§ **GOAL OF THE EXERCISE**
Every record should be restated exactly, with no images included.
______
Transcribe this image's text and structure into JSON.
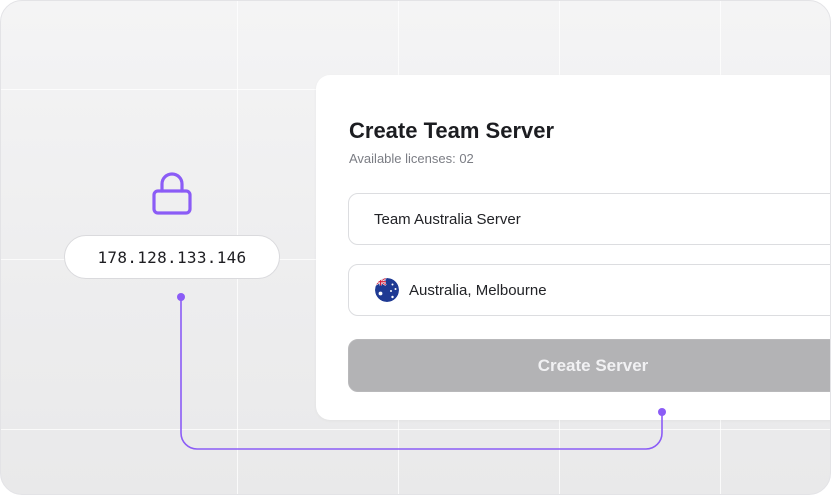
{
  "ip_address": "178.128.133.146",
  "card": {
    "title": "Create Team Server",
    "subtitle": "Available licenses: 02",
    "server_name_value": "Team Australia Server",
    "location_value": "Australia, Melbourne",
    "location_flag_icon": "australia-flag-icon",
    "create_button_label": "Create Server"
  },
  "colors": {
    "accent": "#8b5cf6",
    "button_disabled": "#b3b3b5"
  }
}
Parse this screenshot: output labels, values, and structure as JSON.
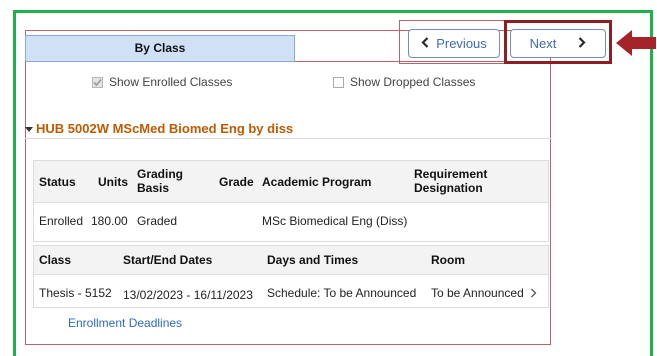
{
  "tab": {
    "label": "By Class"
  },
  "nav": {
    "previous_label": "Previous",
    "next_label": "Next"
  },
  "filters": {
    "show_enrolled": {
      "label": "Show Enrolled Classes",
      "checked": true
    },
    "show_dropped": {
      "label": "Show Dropped Classes",
      "checked": false
    }
  },
  "course": {
    "title": "HUB 5002W MScMed Biomed Eng by diss"
  },
  "summary_table": {
    "headers": {
      "status": "Status",
      "units": "Units",
      "grading_1": "Grading",
      "grading_2": "Basis",
      "grade": "Grade",
      "program": "Academic Program",
      "req_1": "Requirement",
      "req_2": "Designation"
    },
    "row": {
      "status": "Enrolled",
      "units": "180.00",
      "grading": "Graded",
      "grade": "",
      "program": "MSc Biomedical Eng (Diss)",
      "requirement": ""
    }
  },
  "class_table": {
    "headers": {
      "class": "Class",
      "dates": "Start/End Dates",
      "days": "Days and Times",
      "room": "Room"
    },
    "row": {
      "class": "Thesis - 5152",
      "dates": "13/02/2023 - 16/11/2023",
      "days": "Schedule: To be Announced",
      "room": "To be Announced"
    }
  },
  "links": {
    "enrollment_deadlines": "Enrollment Deadlines"
  },
  "colors": {
    "frame_green": "#20b24a",
    "title_orange": "#c15a00",
    "link_blue": "#2b6cc4",
    "annotation_red": "#8c1f23"
  }
}
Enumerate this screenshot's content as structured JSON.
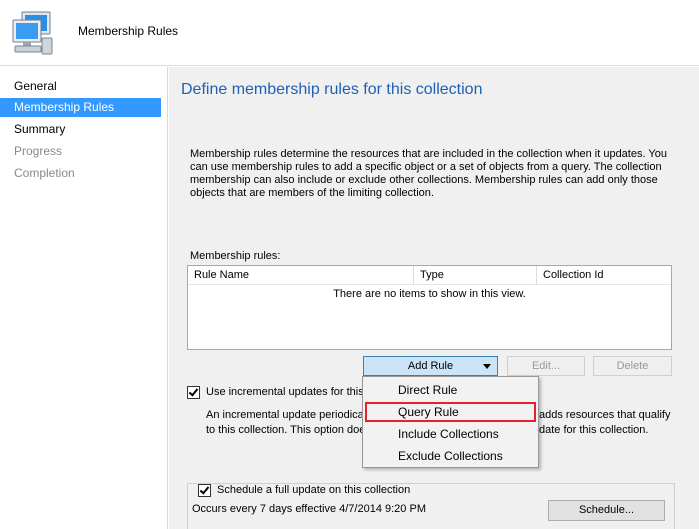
{
  "header": {
    "title": "Membership Rules",
    "icon": "computer-collection-icon"
  },
  "nav": {
    "items": [
      {
        "label": "General",
        "state": "normal"
      },
      {
        "label": "Membership Rules",
        "state": "active"
      },
      {
        "label": "Summary",
        "state": "normal"
      },
      {
        "label": "Progress",
        "state": "disabled"
      },
      {
        "label": "Completion",
        "state": "disabled"
      }
    ]
  },
  "main": {
    "title": "Define membership rules for this collection",
    "description": "Membership rules determine the resources that are included in the collection when it updates. You can use membership rules to add a specific object or a set of objects from a query. The collection membership can also include or exclude other collections. Membership rules can add only those objects that are members of the limiting collection.",
    "rules_label": "Membership rules:",
    "columns": [
      "Rule Name",
      "Type",
      "Collection Id"
    ],
    "empty_message": "There are no items to show in this view.",
    "buttons": {
      "add_rule": "Add Rule",
      "edit": "Edit...",
      "delete": "Delete"
    },
    "incremental": {
      "checked": true,
      "label": "Use incremental updates for this c",
      "desc_line1_left": "An incremental update periodical",
      "desc_line1_right": "adds resources that qualify",
      "desc_line2_left": "to this collection. This option doe",
      "desc_line2_right": "date for this collection."
    },
    "schedule": {
      "checked": true,
      "label": "Schedule a full update on this collection",
      "text": "Occurs every 7 days effective 4/7/2014 9:20 PM",
      "button": "Schedule..."
    }
  },
  "menu": {
    "items": [
      "Direct Rule",
      "Query Rule",
      "Include Collections",
      "Exclude Collections"
    ],
    "highlighted": "Query Rule"
  },
  "colors": {
    "accent": "#3399ff",
    "title_blue": "#1f5fb5",
    "highlight_border": "#e8202a"
  }
}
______
§ **TASK SOLUTION**
Transcribe this image's text and structure into JSON.
{
  "ip_address": "178.128.133.146",
  "card": {
    "title": "Create Team Server",
    "subtitle": "Available licenses: 02",
    "server_name_value": "Team Australia Server",
    "location_value": "Australia, Melbourne",
    "location_flag_icon": "australia-flag-icon",
    "create_button_label": "Create Server"
  },
  "colors": {
    "accent": "#8b5cf6",
    "button_disabled": "#b3b3b5"
  }
}
Parse this screenshot: output labels, values, and structure as JSON.
{
  "tab": {
    "label": "By Class"
  },
  "nav": {
    "previous_label": "Previous",
    "next_label": "Next"
  },
  "filters": {
    "show_enrolled": {
      "label": "Show Enrolled Classes",
      "checked": true
    },
    "show_dropped": {
      "label": "Show Dropped Classes",
      "checked": false
    }
  },
  "course": {
    "title": "HUB 5002W MScMed Biomed Eng by diss"
  },
  "summary_table": {
    "headers": {
      "status": "Status",
      "units": "Units",
      "grading_1": "Grading",
      "grading_2": "Basis",
      "grade": "Grade",
      "program": "Academic Program",
      "req_1": "Requirement",
      "req_2": "Designation"
    },
    "row": {
      "status": "Enrolled",
      "units": "180.00",
      "grading": "Graded",
      "grade": "",
      "program": "MSc Biomedical Eng (Diss)",
      "requirement": ""
    }
  },
  "class_table": {
    "headers": {
      "class": "Class",
      "dates": "Start/End Dates",
      "days": "Days and Times",
      "room": "Room"
    },
    "row": {
      "class": "Thesis - 5152",
      "dates": "13/02/2023 - 16/11/2023",
      "days": "Schedule: To be Announced",
      "room": "To be Announced"
    }
  },
  "links": {
    "enrollment_deadlines": "Enrollment Deadlines"
  },
  "colors": {
    "frame_green": "#20b24a",
    "title_orange": "#c15a00",
    "link_blue": "#2b6cc4",
    "annotation_red": "#8c1f23"
  }
}
Enumerate this screenshot's content as structured JSON.
{
  "header": {
    "title": "Membership Rules",
    "icon": "computer-collection-icon"
  },
  "nav": {
    "items": [
      {
        "label": "General",
        "state": "normal"
      },
      {
        "label": "Membership Rules",
        "state": "active"
      },
      {
        "label": "Summary",
        "state": "normal"
      },
      {
        "label": "Progress",
        "state": "disabled"
      },
      {
        "label": "Completion",
        "state": "disabled"
      }
    ]
  },
  "main": {
    "title": "Define membership rules for this collection",
    "description": "Membership rules determine the resources that are included in the collection when it updates. You can use membership rules to add a specific object or a set of objects from a query. The collection membership can also include or exclude other collections. Membership rules can add only those objects that are members of the limiting collection.",
    "rules_label": "Membership rules:",
    "columns": [
      "Rule Name",
      "Type",
      "Collection Id"
    ],
    "empty_message": "There are no items to show in this view.",
    "buttons": {
      "add_rule": "Add Rule",
      "edit": "Edit...",
      "delete": "Delete"
    },
    "incremental": {
      "checked": true,
      "label": "Use incremental updates for this c",
      "desc_line1_left": "An incremental update periodical",
      "desc_line1_right": "adds resources that qualify",
      "desc_line2_left": "to this collection. This option doe",
      "desc_line2_right": "date for this collection."
    },
    "schedule": {
      "checked": true,
      "label": "Schedule a full update on this collection",
      "text": "Occurs every 7 days effective 4/7/2014 9:20 PM",
      "button": "Schedule..."
    }
  },
  "menu": {
    "items": [
      "Direct Rule",
      "Query Rule",
      "Include Collections",
      "Exclude Collections"
    ],
    "highlighted": "Query Rule"
  },
  "colors": {
    "accent": "#3399ff",
    "title_blue": "#1f5fb5",
    "highlight_border": "#e8202a"
  }
}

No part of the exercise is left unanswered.